Top of INFORMATION SUPPLIED

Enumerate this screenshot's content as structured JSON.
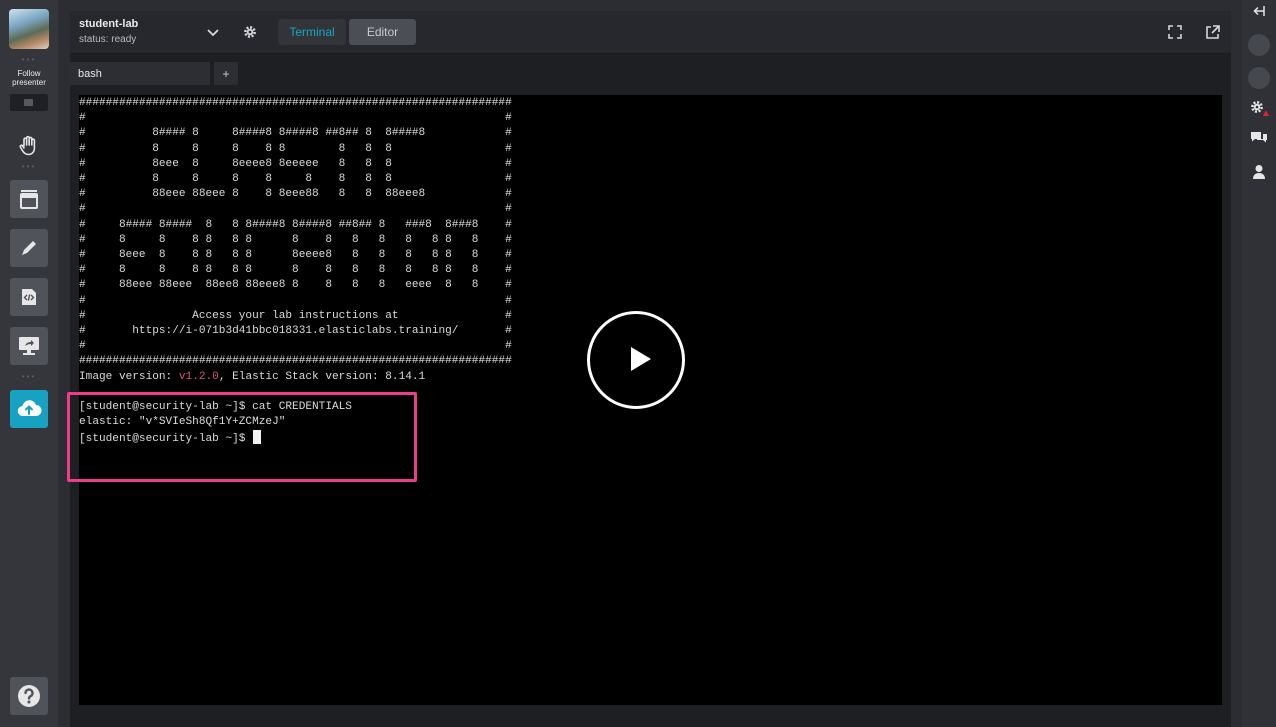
{
  "left_rail": {
    "follow_label_line1": "Follow",
    "follow_label_line2": "presenter",
    "active_accent": "#17a2c4"
  },
  "header": {
    "session_name": "student-lab",
    "session_status": "status: ready",
    "tabs": [
      {
        "label": "Terminal",
        "active": true
      },
      {
        "label": "Editor",
        "active": false
      }
    ],
    "accent": "#19a7c9"
  },
  "shell_tab": {
    "label": "bash",
    "new_tab_label": "+"
  },
  "terminal": {
    "banner_lines": [
      "#################################################################",
      "#                                                               #",
      "#          8#### 8     8####8 8####8 ##8## 8  8####8            #",
      "#          8     8     8    8 8        8   8  8                 #",
      "#          8eee  8     8eeee8 8eeeee   8   8  8                 #",
      "#          8     8     8    8     8    8   8  8                 #",
      "#          88eee 88eee 8    8 8eee88   8   8  88eee8            #",
      "#                                                               #",
      "#     8#### 8####  8   8 8####8 8####8 ##8## 8   ###8  8###8    #",
      "#     8     8    8 8   8 8      8    8   8   8   8   8 8   8    #",
      "#     8eee  8    8 8   8 8      8eeee8   8   8   8   8 8   8    #",
      "#     8     8    8 8   8 8      8    8   8   8   8   8 8   8    #",
      "#     88eee 88eee  88ee8 88eee8 8    8   8   8   eeee  8   8    #",
      "#                                                               #",
      "#                Access your lab instructions at                #",
      "#       https://i-071b3d41bbc018331.elasticlabs.training/       #",
      "#                                                               #",
      "#################################################################"
    ],
    "version_prefix": "Image version: ",
    "image_version": "v1.2.0",
    "stack_version_text": ", Elastic Stack version: 8.14.1",
    "command_line": "[student@security-lab ~]$ cat CREDENTIALS",
    "credentials_line": "elastic: \"v*SVIeSh8Qf1Y+ZCMzeJ\"",
    "prompt_line": "[student@security-lab ~]$ "
  },
  "overlay": {
    "highlight_color": "#ee3b8a"
  },
  "icons": {
    "left": [
      "avatar",
      "hand-icon",
      "window-icon",
      "pencil-icon",
      "code-icon",
      "screen-share-icon",
      "cloud-upload-icon",
      "help-icon"
    ],
    "header": [
      "chevron-down-icon",
      "gear-icon",
      "fullscreen-icon",
      "external-link-icon"
    ],
    "right": [
      "collapse-arrow-icon",
      "participant-avatar-icon",
      "user-avatar-icon",
      "settings-icon",
      "chat-icon",
      "person-icon"
    ]
  }
}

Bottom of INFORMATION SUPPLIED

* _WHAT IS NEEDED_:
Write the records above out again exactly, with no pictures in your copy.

* _RESPONSE TO THE EXERCISE_:
Enumerate this screenshot's content as structured JSON.
{
  "left_rail": {
    "follow_label_line1": "Follow",
    "follow_label_line2": "presenter",
    "active_accent": "#17a2c4"
  },
  "header": {
    "session_name": "student-lab",
    "session_status": "status: ready",
    "tabs": [
      {
        "label": "Terminal",
        "active": true
      },
      {
        "label": "Editor",
        "active": false
      }
    ],
    "accent": "#19a7c9"
  },
  "shell_tab": {
    "label": "bash",
    "new_tab_label": "+"
  },
  "terminal": {
    "banner_lines": [
      "#################################################################",
      "#                                                               #",
      "#          8#### 8     8####8 8####8 ##8## 8  8####8            #",
      "#          8     8     8    8 8        8   8  8                 #",
      "#          8eee  8     8eeee8 8eeeee   8   8  8                 #",
      "#          8     8     8    8     8    8   8  8                 #",
      "#          88eee 88eee 8    8 8eee88   8   8  88eee8            #",
      "#                                                               #",
      "#     8#### 8####  8   8 8####8 8####8 ##8## 8   ###8  8###8    #",
      "#     8     8    8 8   8 8      8    8   8   8   8   8 8   8    #",
      "#     8eee  8    8 8   8 8      8eeee8   8   8   8   8 8   8    #",
      "#     8     8    8 8   8 8      8    8   8   8   8   8 8   8    #",
      "#     88eee 88eee  88ee8 88eee8 8    8   8   8   eeee  8   8    #",
      "#                                                               #",
      "#                Access your lab instructions at                #",
      "#       https://i-071b3d41bbc018331.elasticlabs.training/       #",
      "#                                                               #",
      "#################################################################"
    ],
    "version_prefix": "Image version: ",
    "image_version": "v1.2.0",
    "stack_version_text": ", Elastic Stack version: 8.14.1",
    "command_line": "[student@security-lab ~]$ cat CREDENTIALS",
    "credentials_line": "elastic: \"v*SVIeSh8Qf1Y+ZCMzeJ\"",
    "prompt_line": "[student@security-lab ~]$ "
  },
  "overlay": {
    "highlight_color": "#ee3b8a"
  },
  "icons": {
    "left": [
      "avatar",
      "hand-icon",
      "window-icon",
      "pencil-icon",
      "code-icon",
      "screen-share-icon",
      "cloud-upload-icon",
      "help-icon"
    ],
    "header": [
      "chevron-down-icon",
      "gear-icon",
      "fullscreen-icon",
      "external-link-icon"
    ],
    "right": [
      "collapse-arrow-icon",
      "participant-avatar-icon",
      "user-avatar-icon",
      "settings-icon",
      "chat-icon",
      "person-icon"
    ]
  }
}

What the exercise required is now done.